Swiss German Language Area: Digital ‘Röstigraben’
The so-called ‘Röstigraben’ German-French cultural divide in Switzerland is also visible on the internet, particularly at the top of the Swiss ranking list, where few French-speaking Swiss thinkers are visible.
Thought Leaders 2016: Swiss German Websphere
The top spot in the Swiss ranking, compiled for the first time this year, was taken by Jean Ziegler. The 82-year-old sociologist has been one of the most strident figures in Switzerland for decades. Architects are given prominence in the positions that follow: Jacques Herzog, Mario Botta and Santiago Calatrava occupy second to fourth place, and Peter Zumthor occupies 15th place. On the one hand, these high rankings illustrate the international standing of Swiss architecture firms.

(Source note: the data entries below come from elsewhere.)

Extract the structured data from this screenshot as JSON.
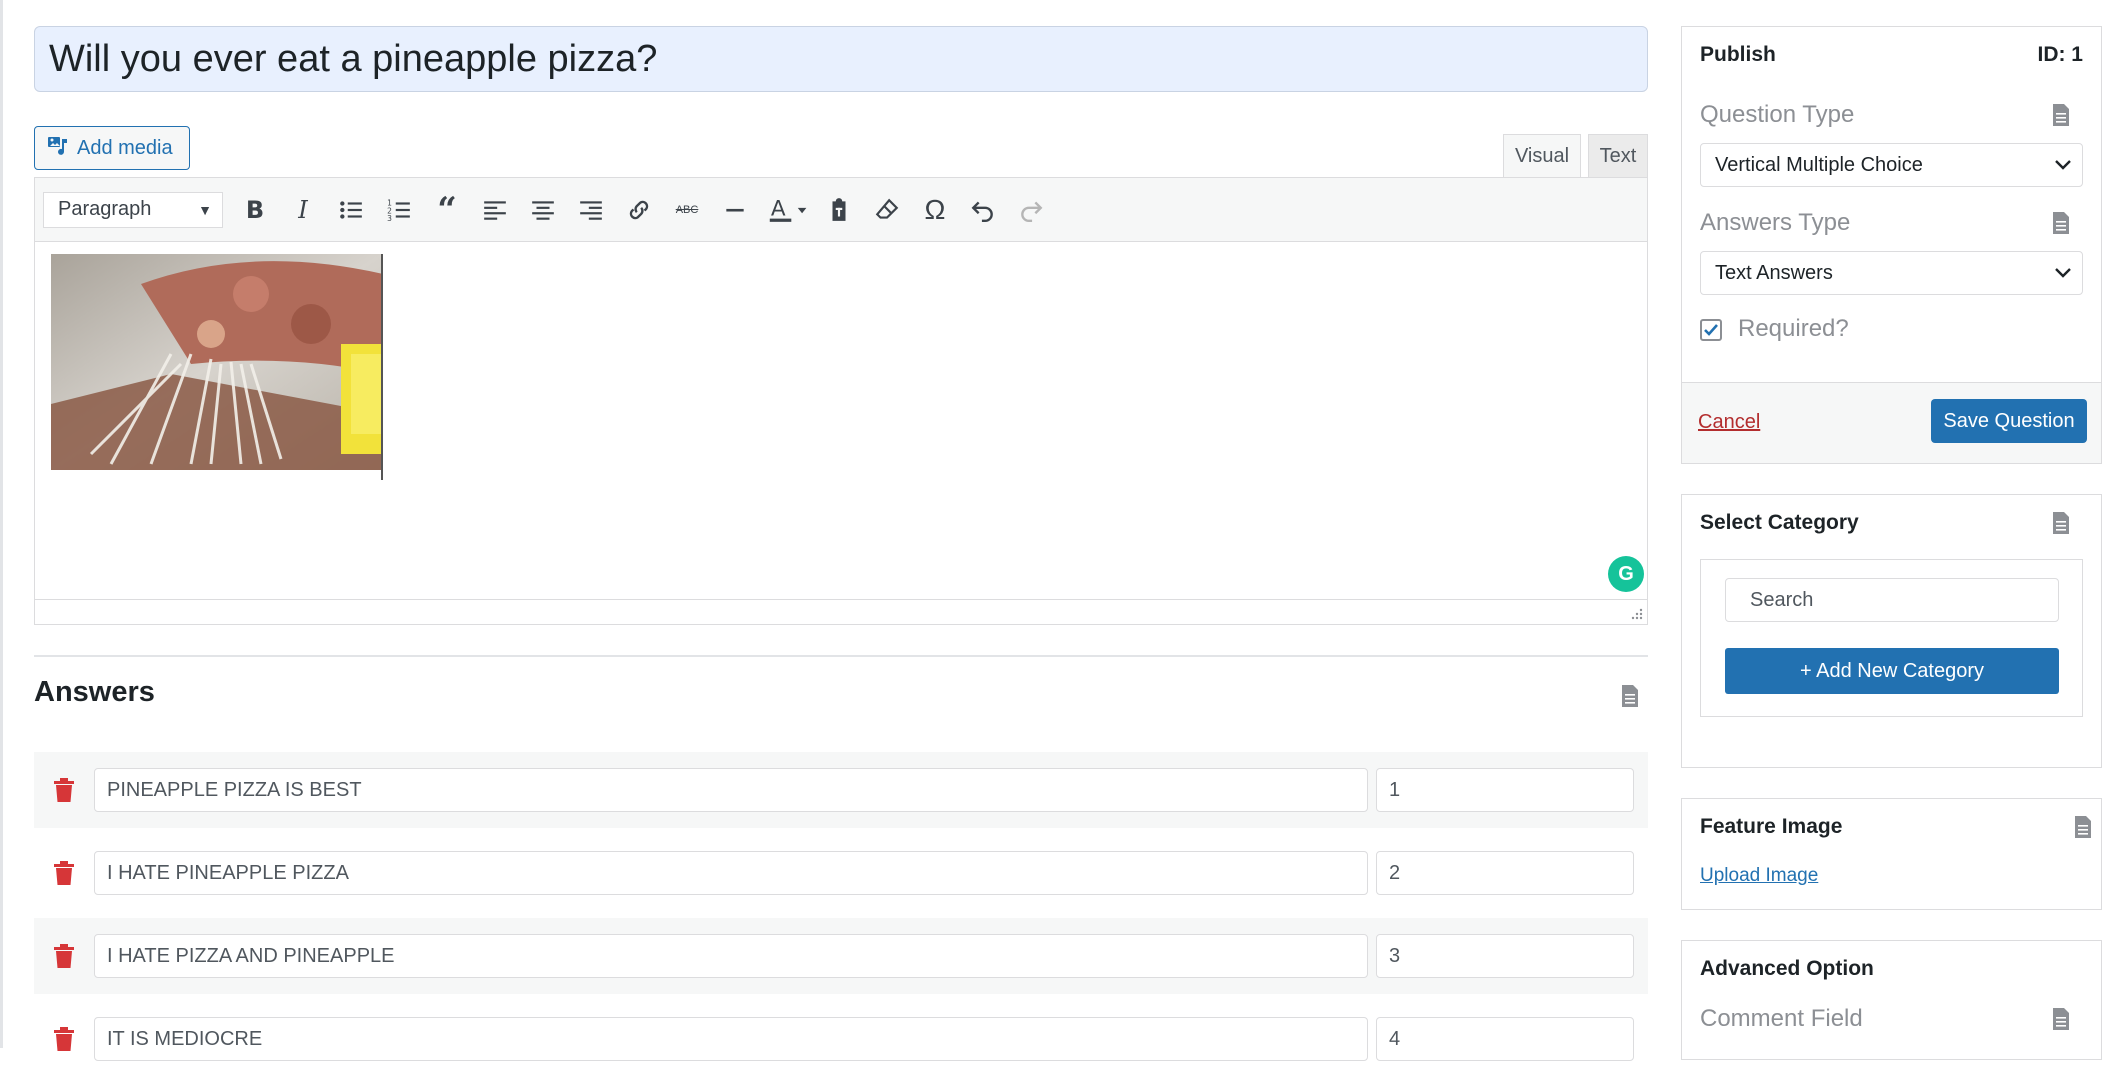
{
  "question": {
    "title": "Will you ever eat a pineapple pizza?"
  },
  "editor": {
    "add_media_label": "Add media",
    "tabs": {
      "visual": "Visual",
      "text": "Text"
    },
    "format_select": "Paragraph",
    "toolbar_icons": [
      "bold-icon",
      "italic-icon",
      "bullet-list-icon",
      "numbered-list-icon",
      "blockquote-icon",
      "align-left-icon",
      "align-center-icon",
      "align-right-icon",
      "link-icon",
      "strikethrough-icon",
      "horizontal-line-icon",
      "text-color-icon",
      "paste-text-icon",
      "clear-formatting-icon",
      "special-character-icon",
      "undo-icon",
      "redo-icon"
    ]
  },
  "answers": {
    "title": "Answers",
    "items": [
      {
        "text": "PINEAPPLE PIZZA IS BEST",
        "weight": "1"
      },
      {
        "text": "I HATE PINEAPPLE PIZZA",
        "weight": "2"
      },
      {
        "text": "I HATE PIZZA AND PINEAPPLE",
        "weight": "3"
      },
      {
        "text": "IT IS MEDIOCRE",
        "weight": "4"
      }
    ]
  },
  "publish": {
    "title": "Publish",
    "id_label": "ID: 1",
    "question_type_label": "Question Type",
    "question_type_value": "Vertical Multiple Choice",
    "answers_type_label": "Answers Type",
    "answers_type_value": "Text Answers",
    "required_label": "Required?",
    "required_checked": true,
    "cancel_label": "Cancel",
    "save_label": "Save Question"
  },
  "category": {
    "title": "Select Category",
    "search_placeholder": "Search",
    "add_button": "+ Add New Category"
  },
  "feature_image": {
    "title": "Feature Image",
    "upload_label": "Upload Image"
  },
  "advanced": {
    "title": "Advanced Option",
    "comment_field_label": "Comment Field"
  },
  "colors": {
    "accent": "#2271b1",
    "danger": "#d63638",
    "title_bg": "#e8f0fe",
    "grammarly": "#15c39a"
  }
}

On the other, architects have the upper hand in media terms because of what they create: they can build more projects than scholars can write books, and articles are often published in the media about their projects: from design competitions to the start of construction, delays, cost increases and openings.

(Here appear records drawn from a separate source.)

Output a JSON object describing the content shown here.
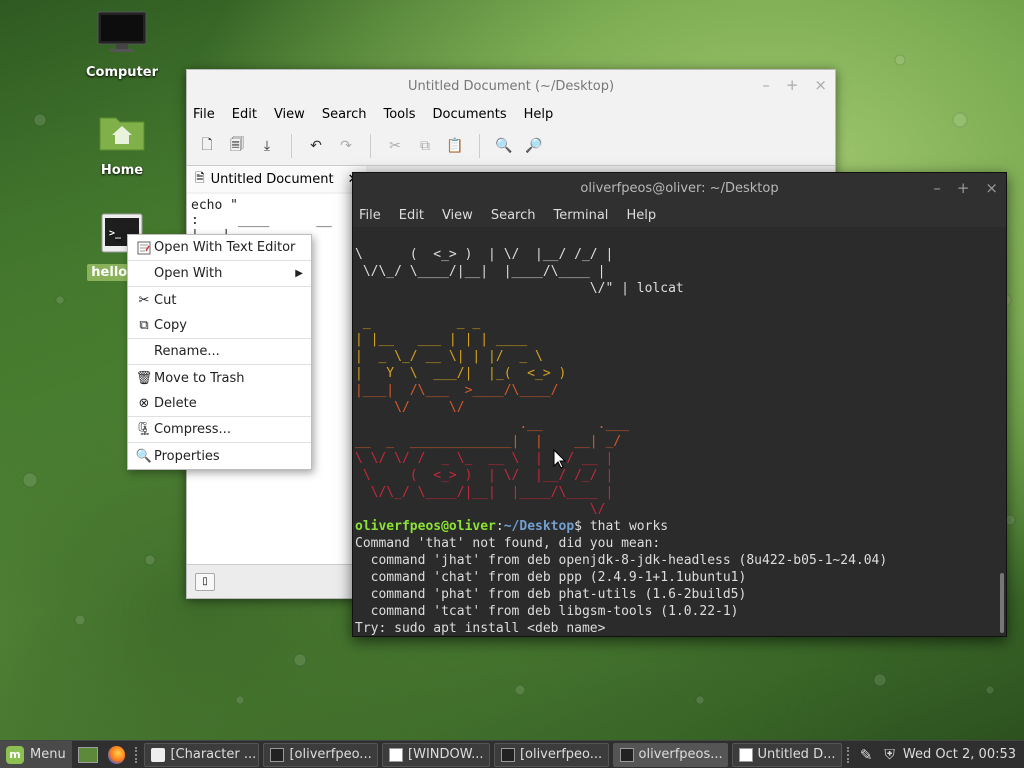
{
  "desktop": {
    "icons": [
      {
        "label": "Computer"
      },
      {
        "label": "Home"
      },
      {
        "label": "hello wo"
      }
    ]
  },
  "gedit": {
    "title": "Untitled Document (~/Desktop)",
    "menu": [
      "File",
      "Edit",
      "View",
      "Search",
      "Tools",
      "Documents",
      "Help"
    ],
    "tab_label": "Untitled Document",
    "content": "echo \"\n:     ____      __ \n|   |\n|   |\n|___|\n _____/\n\n ____\n|    |\\\n|____|"
  },
  "terminal": {
    "title": "oliverfpeos@oliver: ~/Desktop",
    "menu": [
      "File",
      "Edit",
      "View",
      "Search",
      "Terminal",
      "Help"
    ],
    "top_lines": [
      "\\      (  <_> )  | \\/  |__/ /_/ |",
      " \\/\\_/ \\____/|__|  |____/\\____ |",
      "                              \\/\" | lolcat"
    ],
    "art_hello": [
      " _           _ _",
      "| |__   ___ | | | ____",
      "|  _ \\_/ __ \\| | |/  _ \\",
      "|   Y  \\  ___/|  |_(  <_> )",
      "|___|  /\\___  >____/\\____/",
      "     \\/     \\/"
    ],
    "art_world": [
      "                     .__       .___",
      "__  _  _____________|  |    __| _/",
      "\\ \\/ \\/ /  _ \\_  __ \\  |   / __ |",
      " \\     (  <_> )  | \\/  |__/ /_/ |",
      "  \\/\\_/ \\____/|__|  |____/\\____ |",
      "                              \\/"
    ],
    "prompt_user": "oliverfpeos@oliver",
    "prompt_path": "~/Desktop",
    "command": " that works",
    "output": [
      "Command 'that' not found, did you mean:",
      "  command 'jhat' from deb openjdk-8-jdk-headless (8u422-b05-1~24.04)",
      "  command 'chat' from deb ppp (2.4.9-1+1.1ubuntu1)",
      "  command 'phat' from deb phat-utils (1.6-2build5)",
      "  command 'tcat' from deb libgsm-tools (1.0.22-1)",
      "Try: sudo apt install <deb name>"
    ]
  },
  "context_menu": {
    "items": [
      {
        "label": "Open With Text Editor",
        "icon": "text-editor-icon"
      },
      {
        "label": "Open With",
        "icon": "",
        "submenu": true
      },
      {
        "label": "Cut",
        "icon": "scissors-icon"
      },
      {
        "label": "Copy",
        "icon": "copy-icon"
      },
      {
        "label": "Rename...",
        "icon": ""
      },
      {
        "label": "Move to Trash",
        "icon": "trash-icon"
      },
      {
        "label": "Delete",
        "icon": "delete-icon"
      },
      {
        "label": "Compress...",
        "icon": "compress-icon"
      },
      {
        "label": "Properties",
        "icon": "properties-icon"
      }
    ]
  },
  "panel": {
    "menu_label": "Menu",
    "tasks": [
      {
        "label": "[Character ...",
        "icon": "character-map-icon"
      },
      {
        "label": "[oliverfpeo...",
        "icon": "terminal-icon"
      },
      {
        "label": "[WINDOW...",
        "icon": "window-icon"
      },
      {
        "label": "[oliverfpeo...",
        "icon": "terminal-icon"
      },
      {
        "label": "oliverfpeos...",
        "icon": "terminal-icon"
      },
      {
        "label": "Untitled D...",
        "icon": "text-editor-icon"
      }
    ],
    "clock": "Wed Oct  2, 00:53"
  }
}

The phalanx of German Swiss figures at the top of the ranking demonstrates that even software can’t level out the so-called ‘Röstigraben’ German-French cultural divide in Switzerland. In fact, it’s probably become even more entrenched: when a network analysis investigates an overwhelming majority and a powerful minority, both of which communicate intensely among themselves but very little with each other, the majority networks appear to be more powerful and substantial than those of the minority. Language barriers turned out to be relatively impermeable in all GDI Thought Leader analyses. Even though these language barriers harbour less potential for conflict in Switzerland than in Belgium or Spain, they nevertheless result in public spheres that are largely separate.